▸ WHAT YOU WILL DO: Retype the data that follows, keeping every character the same.

▸ DATA EXCERPTS:
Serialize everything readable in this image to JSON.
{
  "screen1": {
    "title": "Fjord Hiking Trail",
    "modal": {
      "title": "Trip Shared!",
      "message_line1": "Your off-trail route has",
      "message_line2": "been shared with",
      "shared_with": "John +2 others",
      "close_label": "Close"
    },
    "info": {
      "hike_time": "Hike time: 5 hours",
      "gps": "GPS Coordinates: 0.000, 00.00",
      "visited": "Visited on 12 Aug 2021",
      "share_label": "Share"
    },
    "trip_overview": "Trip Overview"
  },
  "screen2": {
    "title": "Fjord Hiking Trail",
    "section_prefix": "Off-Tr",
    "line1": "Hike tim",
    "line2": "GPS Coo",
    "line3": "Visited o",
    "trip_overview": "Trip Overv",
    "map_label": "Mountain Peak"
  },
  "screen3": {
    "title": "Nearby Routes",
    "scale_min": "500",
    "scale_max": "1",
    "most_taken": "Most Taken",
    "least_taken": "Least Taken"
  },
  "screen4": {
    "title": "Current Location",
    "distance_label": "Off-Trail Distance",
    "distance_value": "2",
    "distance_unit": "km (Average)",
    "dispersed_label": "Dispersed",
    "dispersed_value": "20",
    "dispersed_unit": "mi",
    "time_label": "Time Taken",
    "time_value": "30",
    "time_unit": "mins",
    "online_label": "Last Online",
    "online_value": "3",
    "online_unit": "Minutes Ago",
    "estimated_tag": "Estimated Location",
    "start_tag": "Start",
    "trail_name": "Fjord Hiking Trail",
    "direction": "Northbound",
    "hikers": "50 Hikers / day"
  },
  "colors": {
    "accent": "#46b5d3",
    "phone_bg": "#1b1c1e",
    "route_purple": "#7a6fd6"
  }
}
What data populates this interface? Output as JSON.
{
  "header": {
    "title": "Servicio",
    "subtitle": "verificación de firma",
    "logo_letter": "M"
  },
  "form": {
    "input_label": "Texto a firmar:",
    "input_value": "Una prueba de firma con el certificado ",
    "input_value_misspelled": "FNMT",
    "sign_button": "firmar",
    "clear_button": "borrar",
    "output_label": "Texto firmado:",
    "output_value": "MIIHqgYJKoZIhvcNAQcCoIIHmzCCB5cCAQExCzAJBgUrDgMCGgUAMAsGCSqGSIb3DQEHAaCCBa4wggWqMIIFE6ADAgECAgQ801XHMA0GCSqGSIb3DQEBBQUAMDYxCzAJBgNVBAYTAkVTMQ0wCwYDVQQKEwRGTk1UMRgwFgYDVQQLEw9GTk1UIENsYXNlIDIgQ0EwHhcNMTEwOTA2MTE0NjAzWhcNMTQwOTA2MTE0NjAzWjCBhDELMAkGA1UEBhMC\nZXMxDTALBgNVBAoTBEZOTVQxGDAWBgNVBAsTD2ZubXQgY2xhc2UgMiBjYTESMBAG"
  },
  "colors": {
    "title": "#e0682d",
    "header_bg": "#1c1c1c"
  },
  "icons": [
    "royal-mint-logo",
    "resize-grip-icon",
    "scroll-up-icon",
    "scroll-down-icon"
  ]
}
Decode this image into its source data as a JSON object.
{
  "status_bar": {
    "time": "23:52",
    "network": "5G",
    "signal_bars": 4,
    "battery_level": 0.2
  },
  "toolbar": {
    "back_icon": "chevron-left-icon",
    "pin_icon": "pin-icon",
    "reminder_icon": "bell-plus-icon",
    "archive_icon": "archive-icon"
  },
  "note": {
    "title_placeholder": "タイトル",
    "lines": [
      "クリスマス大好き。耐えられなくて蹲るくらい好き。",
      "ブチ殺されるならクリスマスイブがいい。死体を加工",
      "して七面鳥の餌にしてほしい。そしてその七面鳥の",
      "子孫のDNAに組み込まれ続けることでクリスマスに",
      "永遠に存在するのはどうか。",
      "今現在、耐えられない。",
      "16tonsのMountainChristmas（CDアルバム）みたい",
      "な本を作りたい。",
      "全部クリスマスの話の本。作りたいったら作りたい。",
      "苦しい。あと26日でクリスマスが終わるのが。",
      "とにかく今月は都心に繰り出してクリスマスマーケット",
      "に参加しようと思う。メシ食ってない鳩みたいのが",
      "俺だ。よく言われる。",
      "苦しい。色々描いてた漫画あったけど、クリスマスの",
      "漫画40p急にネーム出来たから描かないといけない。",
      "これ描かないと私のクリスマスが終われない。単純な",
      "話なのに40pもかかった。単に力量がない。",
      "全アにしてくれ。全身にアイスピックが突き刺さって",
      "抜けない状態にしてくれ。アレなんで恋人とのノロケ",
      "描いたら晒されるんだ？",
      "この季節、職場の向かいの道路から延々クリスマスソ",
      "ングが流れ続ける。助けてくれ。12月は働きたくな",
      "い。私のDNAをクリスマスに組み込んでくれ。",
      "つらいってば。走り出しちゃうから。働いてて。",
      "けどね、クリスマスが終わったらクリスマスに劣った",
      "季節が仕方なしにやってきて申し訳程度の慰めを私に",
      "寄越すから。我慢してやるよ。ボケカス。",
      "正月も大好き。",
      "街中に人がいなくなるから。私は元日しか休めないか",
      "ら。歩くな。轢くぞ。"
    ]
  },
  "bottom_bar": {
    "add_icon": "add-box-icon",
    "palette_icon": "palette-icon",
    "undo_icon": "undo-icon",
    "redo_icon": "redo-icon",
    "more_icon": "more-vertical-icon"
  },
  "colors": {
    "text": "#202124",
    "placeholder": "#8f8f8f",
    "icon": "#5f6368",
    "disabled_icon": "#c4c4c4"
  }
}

▸ SOLVED EXERCISE:
Serialize everything readable in this image to JSON.
{
  "screen1": {
    "title": "Fjord Hiking Trail",
    "modal": {
      "title": "Trip Shared!",
      "message_line1": "Your off-trail route has",
      "message_line2": "been shared with",
      "shared_with": "John +2 others",
      "close_label": "Close"
    },
    "info": {
      "hike_time": "Hike time: 5 hours",
      "gps": "GPS Coordinates: 0.000, 00.00",
      "visited": "Visited on 12 Aug 2021",
      "share_label": "Share"
    },
    "trip_overview": "Trip Overview"
  },
  "screen2": {
    "title": "Fjord Hiking Trail",
    "section_prefix": "Off-Tr",
    "line1": "Hike tim",
    "line2": "GPS Coo",
    "line3": "Visited o",
    "trip_overview": "Trip Overv",
    "map_label": "Mountain Peak"
  },
  "screen3": {
    "title": "Nearby Routes",
    "scale_min": "500",
    "scale_max": "1",
    "most_taken": "Most Taken",
    "least_taken": "Least Taken"
  },
  "screen4": {
    "title": "Current Location",
    "distance_label": "Off-Trail Distance",
    "distance_value": "2",
    "distance_unit": "km (Average)",
    "dispersed_label": "Dispersed",
    "dispersed_value": "20",
    "dispersed_unit": "mi",
    "time_label": "Time Taken",
    "time_value": "30",
    "time_unit": "mins",
    "online_label": "Last Online",
    "online_value": "3",
    "online_unit": "Minutes Ago",
    "estimated_tag": "Estimated Location",
    "start_tag": "Start",
    "trail_name": "Fjord Hiking Trail",
    "direction": "Northbound",
    "hikers": "50 Hikers / day"
  },
  "colors": {
    "accent": "#46b5d3",
    "phone_bg": "#1b1c1e",
    "route_purple": "#7a6fd6"
  }
}
What data populates this interface? Output as JSON.
{
  "header": {
    "title": "Servicio",
    "subtitle": "verificación de firma",
    "logo_letter": "M"
  },
  "form": {
    "input_label": "Texto a firmar:",
    "input_value": "Una prueba de firma con el certificado ",
    "input_value_misspelled": "FNMT",
    "sign_button": "firmar",
    "clear_button": "borrar",
    "output_label": "Texto firmado:",
    "output_value": "MIIHqgYJKoZIhvcNAQcCoIIHmzCCB5cCAQExCzAJBgUrDgMCGgUAMAsGCSqGSIb3DQEHAaCCBa4wggWqMIIFE6ADAgECAgQ801XHMA0GCSqGSIb3DQEBBQUAMDYxCzAJBgNVBAYTAkVTMQ0wCwYDVQQKEwRGTk1UMRgwFgYDVQQLEw9GTk1UIENsYXNlIDIgQ0EwHhcNMTEwOTA2MTE0NjAzWhcNMTQwOTA2MTE0NjAzWjCBhDELMAkGA1UEBhMC\nZXMxDTALBgNVBAoTBEZOTVQxGDAWBgNVBAsTD2ZubXQgY2xhc2UgMiBjYTESMBAG"
  },
  "colors": {
    "title": "#e0682d",
    "header_bg": "#1c1c1c"
  },
  "icons": [
    "royal-mint-logo",
    "resize-grip-icon",
    "scroll-up-icon",
    "scroll-down-icon"
  ]
}
Decode this image into its source data as a JSON object.
{
  "status_bar": {
    "time": "23:52",
    "network": "5G",
    "signal_bars": 4,
    "battery_level": 0.2
  },
  "toolbar": {
    "back_icon": "chevron-left-icon",
    "pin_icon": "pin-icon",
    "reminder_icon": "bell-plus-icon",
    "archive_icon": "archive-icon"
  },
  "note": {
    "title_placeholder": "タイトル",
    "lines": [
      "クリスマス大好き。耐えられなくて蹲るくらい好き。",
      "ブチ殺されるならクリスマスイブがいい。死体を加工",
      "して七面鳥の餌にしてほしい。そしてその七面鳥の",
      "子孫のDNAに組み込まれ続けることでクリスマスに",
      "永遠に存在するのはどうか。",
      "今現在、耐えられない。",
      "16tonsのMountainChristmas（CDアルバム）みたい",
      "な本を作りたい。",
      "全部クリスマスの話の本。作りたいったら作りたい。",
      "苦しい。あと26日でクリスマスが終わるのが。",
      "とにかく今月は都心に繰り出してクリスマスマーケット",
      "に参加しようと思う。メシ食ってない鳩みたいのが",
      "俺だ。よく言われる。",
      "苦しい。色々描いてた漫画あったけど、クリスマスの",
      "漫画40p急にネーム出来たから描かないといけない。",
      "これ描かないと私のクリスマスが終われない。単純な",
      "話なのに40pもかかった。単に力量がない。",
      "全アにしてくれ。全身にアイスピックが突き刺さって",
      "抜けない状態にしてくれ。アレなんで恋人とのノロケ",
      "描いたら晒されるんだ？",
      "この季節、職場の向かいの道路から延々クリスマスソ",
      "ングが流れ続ける。助けてくれ。12月は働きたくな",
      "い。私のDNAをクリスマスに組み込んでくれ。",
      "つらいってば。走り出しちゃうから。働いてて。",
      "けどね、クリスマスが終わったらクリスマスに劣った",
      "季節が仕方なしにやってきて申し訳程度の慰めを私に",
      "寄越すから。我慢してやるよ。ボケカス。",
      "正月も大好き。",
      "街中に人がいなくなるから。私は元日しか休めないか",
      "ら。歩くな。轢くぞ。"
    ]
  },
  "bottom_bar": {
    "add_icon": "add-box-icon",
    "palette_icon": "palette-icon",
    "undo_icon": "undo-icon",
    "redo_icon": "redo-icon",
    "more_icon": "more-vertical-icon"
  },
  "colors": {
    "text": "#202124",
    "placeholder": "#8f8f8f",
    "icon": "#5f6368",
    "disabled_icon": "#c4c4c4"
  }
}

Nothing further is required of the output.